▶ **Exercise brief**: Pull every line containing the word "JSON" from the records.

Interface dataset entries

..........

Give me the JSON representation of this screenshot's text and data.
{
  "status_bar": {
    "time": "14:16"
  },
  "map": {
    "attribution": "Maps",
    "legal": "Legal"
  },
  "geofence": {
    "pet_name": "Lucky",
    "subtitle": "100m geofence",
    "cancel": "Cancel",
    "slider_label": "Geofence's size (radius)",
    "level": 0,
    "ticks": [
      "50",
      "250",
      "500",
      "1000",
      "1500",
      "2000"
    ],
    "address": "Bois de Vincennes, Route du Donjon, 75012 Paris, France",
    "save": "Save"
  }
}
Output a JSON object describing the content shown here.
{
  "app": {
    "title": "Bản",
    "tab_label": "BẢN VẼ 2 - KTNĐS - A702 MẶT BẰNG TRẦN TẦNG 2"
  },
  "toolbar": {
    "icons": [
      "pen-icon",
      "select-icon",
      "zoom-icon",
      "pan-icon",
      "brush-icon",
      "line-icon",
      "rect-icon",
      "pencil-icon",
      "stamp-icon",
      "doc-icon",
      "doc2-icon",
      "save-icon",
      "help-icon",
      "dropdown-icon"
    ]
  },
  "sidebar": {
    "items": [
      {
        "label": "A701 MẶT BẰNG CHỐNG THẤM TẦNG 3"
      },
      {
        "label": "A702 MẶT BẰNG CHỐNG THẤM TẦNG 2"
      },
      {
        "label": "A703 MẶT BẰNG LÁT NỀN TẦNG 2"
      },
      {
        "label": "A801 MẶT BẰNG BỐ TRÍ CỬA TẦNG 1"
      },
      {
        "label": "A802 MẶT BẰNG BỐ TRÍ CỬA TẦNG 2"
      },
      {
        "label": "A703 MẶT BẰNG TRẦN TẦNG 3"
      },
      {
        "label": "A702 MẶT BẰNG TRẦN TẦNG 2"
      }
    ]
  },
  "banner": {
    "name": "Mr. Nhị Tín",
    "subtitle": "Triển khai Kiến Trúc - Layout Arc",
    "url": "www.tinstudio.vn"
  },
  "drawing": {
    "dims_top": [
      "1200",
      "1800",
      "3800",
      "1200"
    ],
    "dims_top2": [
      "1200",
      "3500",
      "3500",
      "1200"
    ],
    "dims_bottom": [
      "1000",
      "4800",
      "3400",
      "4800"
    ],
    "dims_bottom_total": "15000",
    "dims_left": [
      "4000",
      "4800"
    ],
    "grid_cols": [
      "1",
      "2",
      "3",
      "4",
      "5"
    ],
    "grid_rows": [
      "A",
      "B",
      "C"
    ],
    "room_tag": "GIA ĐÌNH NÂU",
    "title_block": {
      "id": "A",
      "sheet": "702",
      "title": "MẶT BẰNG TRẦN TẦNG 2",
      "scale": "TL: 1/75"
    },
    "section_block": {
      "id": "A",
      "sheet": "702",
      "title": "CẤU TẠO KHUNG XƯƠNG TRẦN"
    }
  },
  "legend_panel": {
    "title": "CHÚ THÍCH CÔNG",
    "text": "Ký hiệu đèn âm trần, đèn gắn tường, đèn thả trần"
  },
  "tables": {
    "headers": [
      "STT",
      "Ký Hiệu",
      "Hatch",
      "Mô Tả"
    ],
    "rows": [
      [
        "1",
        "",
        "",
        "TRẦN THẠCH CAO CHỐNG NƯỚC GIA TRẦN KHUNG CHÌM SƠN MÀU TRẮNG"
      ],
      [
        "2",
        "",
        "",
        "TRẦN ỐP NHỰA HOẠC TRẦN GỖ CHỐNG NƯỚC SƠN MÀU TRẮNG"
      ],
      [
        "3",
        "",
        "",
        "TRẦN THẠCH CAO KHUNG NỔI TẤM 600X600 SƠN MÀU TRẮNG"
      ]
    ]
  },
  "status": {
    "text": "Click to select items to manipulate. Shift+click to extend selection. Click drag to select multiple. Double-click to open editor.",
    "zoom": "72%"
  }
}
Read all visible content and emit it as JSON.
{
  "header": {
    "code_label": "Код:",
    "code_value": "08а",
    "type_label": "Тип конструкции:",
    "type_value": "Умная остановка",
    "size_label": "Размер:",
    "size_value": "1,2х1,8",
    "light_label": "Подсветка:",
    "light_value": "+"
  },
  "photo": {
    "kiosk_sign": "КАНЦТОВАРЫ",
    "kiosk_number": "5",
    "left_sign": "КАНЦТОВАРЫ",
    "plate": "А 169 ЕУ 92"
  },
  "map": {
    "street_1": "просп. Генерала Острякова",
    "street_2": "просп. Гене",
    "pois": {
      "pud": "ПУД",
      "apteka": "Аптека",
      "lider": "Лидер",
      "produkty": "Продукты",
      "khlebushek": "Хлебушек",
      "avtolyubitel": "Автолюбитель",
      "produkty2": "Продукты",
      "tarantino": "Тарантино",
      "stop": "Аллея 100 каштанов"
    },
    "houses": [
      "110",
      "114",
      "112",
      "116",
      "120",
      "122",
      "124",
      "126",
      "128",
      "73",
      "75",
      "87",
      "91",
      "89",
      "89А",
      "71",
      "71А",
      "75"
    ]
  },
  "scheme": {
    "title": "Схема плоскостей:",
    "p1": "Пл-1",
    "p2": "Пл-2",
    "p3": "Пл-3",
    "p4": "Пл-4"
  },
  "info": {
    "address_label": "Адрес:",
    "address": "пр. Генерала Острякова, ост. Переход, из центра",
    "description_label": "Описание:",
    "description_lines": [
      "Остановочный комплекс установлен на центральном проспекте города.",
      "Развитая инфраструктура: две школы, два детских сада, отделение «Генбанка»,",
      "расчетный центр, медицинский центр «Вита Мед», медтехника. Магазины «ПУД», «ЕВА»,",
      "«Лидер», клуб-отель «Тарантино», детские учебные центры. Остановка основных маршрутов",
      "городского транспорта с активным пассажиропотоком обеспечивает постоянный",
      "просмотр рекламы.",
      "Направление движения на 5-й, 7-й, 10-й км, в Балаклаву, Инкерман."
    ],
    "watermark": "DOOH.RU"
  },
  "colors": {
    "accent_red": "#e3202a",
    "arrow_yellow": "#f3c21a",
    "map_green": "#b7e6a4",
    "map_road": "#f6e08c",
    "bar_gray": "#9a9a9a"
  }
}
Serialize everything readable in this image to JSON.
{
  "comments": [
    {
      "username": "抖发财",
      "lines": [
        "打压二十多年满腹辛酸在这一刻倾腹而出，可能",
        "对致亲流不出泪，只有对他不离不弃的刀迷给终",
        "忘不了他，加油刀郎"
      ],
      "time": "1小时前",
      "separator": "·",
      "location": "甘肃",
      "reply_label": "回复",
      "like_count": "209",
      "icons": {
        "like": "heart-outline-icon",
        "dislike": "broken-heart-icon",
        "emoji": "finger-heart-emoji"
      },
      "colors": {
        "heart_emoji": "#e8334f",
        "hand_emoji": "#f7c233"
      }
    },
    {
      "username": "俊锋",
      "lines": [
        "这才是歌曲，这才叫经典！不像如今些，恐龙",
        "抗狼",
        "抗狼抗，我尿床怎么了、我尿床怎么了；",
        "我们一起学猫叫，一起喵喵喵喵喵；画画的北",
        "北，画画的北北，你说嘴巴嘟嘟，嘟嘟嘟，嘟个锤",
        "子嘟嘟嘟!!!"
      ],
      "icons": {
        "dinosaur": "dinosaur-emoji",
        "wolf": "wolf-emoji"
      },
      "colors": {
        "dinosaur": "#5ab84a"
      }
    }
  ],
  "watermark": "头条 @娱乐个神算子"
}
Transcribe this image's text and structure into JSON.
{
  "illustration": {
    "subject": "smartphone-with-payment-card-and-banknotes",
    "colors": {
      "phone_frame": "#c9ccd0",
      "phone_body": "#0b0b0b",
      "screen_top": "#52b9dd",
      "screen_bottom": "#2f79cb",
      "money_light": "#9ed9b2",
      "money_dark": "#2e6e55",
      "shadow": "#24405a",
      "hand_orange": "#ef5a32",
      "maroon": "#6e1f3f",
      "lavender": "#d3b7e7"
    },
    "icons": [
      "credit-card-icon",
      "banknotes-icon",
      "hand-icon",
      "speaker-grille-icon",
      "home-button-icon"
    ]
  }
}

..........

▶ **The completed task**:
Give me the JSON representation of this screenshot's text and data.
Output a JSON object describing the content shown here.
Read all visible content and emit it as JSON.
Serialize everything readable in this image to JSON.
Transcribe this image's text and structure into JSON.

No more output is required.